Thames Water has pledged to replace more than 3,000km of main pipes under London despite admitting earlier this year it could cost £20 billion.

At a meeting with the London Assembly environment committee in January, senior staff at Thames Water said the 150-200-year-old pipes would also take around 40 years to fully replace.

However on October 2, Thames Water outlined its long-term strategy to replace all of the 3,200km of massive 18-inch trunk mains that act as the water motorways across the capital.

Speaking at the London Assembly meeting earlier this year, members grilled Thames Water officials on why there had been so many burst pipes across London last winter.

Multiple homes and businesses flooded, from Bexley to Wimbledon, from Lewisham to Richmond, and many more people were left without running water for several days at a time.

The water provider admitted the old pipes were struggling to cope with freezing temperatures and that they had been “devastating” Londoners lives. In one week in January 2017, 500 engineers had to repair more than 1,000 leaks.

Speaking at the meeting, Richard Aylard, director of external affairs and sustainability from Thames Water, said: “They are 150 years old. They weren’t cast to modern standards of quality control.

“They were laid by men using block and tackle and pulleys from the back of carts. Some of them were dropped on the ground.”

When asked whether it would be possible to replace the old pipes with modern, more durable pipes, Danny Leaman, head of water networks at Thames Water, said: “Our estimate at the moment is that it would probably take somewhere in the order of 40 years and cost somewhere in excess of £20 billion.”
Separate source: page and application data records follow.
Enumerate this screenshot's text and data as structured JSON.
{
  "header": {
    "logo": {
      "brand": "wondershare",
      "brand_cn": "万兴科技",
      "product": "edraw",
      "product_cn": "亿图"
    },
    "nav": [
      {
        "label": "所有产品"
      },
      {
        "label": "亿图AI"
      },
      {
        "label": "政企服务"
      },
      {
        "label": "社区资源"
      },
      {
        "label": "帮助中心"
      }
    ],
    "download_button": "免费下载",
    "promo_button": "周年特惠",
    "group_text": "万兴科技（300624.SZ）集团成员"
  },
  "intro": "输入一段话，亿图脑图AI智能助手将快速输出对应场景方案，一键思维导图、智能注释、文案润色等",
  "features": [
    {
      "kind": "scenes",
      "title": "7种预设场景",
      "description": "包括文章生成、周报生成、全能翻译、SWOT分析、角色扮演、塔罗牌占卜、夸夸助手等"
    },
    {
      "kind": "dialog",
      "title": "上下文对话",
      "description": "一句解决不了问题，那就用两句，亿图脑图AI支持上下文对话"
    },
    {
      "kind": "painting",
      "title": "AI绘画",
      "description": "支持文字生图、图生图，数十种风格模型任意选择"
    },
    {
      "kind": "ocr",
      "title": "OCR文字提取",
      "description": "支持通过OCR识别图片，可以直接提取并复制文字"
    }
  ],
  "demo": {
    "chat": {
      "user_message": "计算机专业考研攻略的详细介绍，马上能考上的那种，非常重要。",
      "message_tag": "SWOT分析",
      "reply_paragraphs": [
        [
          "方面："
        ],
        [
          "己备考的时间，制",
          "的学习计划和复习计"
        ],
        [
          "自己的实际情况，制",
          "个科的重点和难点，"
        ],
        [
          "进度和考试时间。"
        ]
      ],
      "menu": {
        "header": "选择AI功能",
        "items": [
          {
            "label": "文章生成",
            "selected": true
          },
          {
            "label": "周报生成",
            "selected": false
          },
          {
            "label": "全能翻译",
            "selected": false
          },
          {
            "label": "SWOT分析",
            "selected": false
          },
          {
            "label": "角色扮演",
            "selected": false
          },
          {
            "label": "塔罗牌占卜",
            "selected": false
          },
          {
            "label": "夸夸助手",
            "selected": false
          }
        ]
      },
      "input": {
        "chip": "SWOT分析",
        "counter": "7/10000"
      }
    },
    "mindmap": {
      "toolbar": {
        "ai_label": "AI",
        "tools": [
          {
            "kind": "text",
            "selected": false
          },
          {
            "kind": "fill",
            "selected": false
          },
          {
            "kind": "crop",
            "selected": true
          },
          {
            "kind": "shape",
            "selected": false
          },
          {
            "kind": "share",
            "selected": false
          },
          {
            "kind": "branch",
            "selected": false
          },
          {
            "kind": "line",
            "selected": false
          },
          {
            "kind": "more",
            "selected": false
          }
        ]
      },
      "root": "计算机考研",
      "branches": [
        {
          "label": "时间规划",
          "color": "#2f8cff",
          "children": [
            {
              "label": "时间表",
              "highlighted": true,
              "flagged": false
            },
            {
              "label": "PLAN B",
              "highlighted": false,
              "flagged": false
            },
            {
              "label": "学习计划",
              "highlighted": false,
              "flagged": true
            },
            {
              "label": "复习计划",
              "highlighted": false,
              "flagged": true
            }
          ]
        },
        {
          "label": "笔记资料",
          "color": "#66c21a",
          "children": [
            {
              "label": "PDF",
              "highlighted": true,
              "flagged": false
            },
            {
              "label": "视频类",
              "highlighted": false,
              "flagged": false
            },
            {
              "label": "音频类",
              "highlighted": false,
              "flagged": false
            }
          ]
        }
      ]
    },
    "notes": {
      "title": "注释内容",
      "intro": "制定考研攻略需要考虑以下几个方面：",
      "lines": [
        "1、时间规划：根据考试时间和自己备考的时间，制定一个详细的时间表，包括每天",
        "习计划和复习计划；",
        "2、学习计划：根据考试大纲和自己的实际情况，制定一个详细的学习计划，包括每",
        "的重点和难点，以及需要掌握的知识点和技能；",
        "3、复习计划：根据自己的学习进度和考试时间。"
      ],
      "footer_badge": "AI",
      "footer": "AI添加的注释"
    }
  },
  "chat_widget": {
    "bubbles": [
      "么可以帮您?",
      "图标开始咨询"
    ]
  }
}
Now though Thames Water have said they would replace these old pipes, with a spokesperson not denying the earlier stated £20bn figure, saying it “was obviously based upon a number of considerations, such as cost, typical productivity and logistics.”

Steve Robertson, Thames Water’s chief executive officer, said: “I fully understand how disruptive and upsetting these events have been for our customers and that’s why we’re determined to learn lessons.”

“We’ll be communicating our action plan with affected communities, customers and stakeholders to ensure we’re being held to the highest standards.”

Since December 2016, the company has been working to re-line and replace those trunk mains that burst, and is now starting to replace the trunk mains with the parts of the network where the risks of defects are greatest.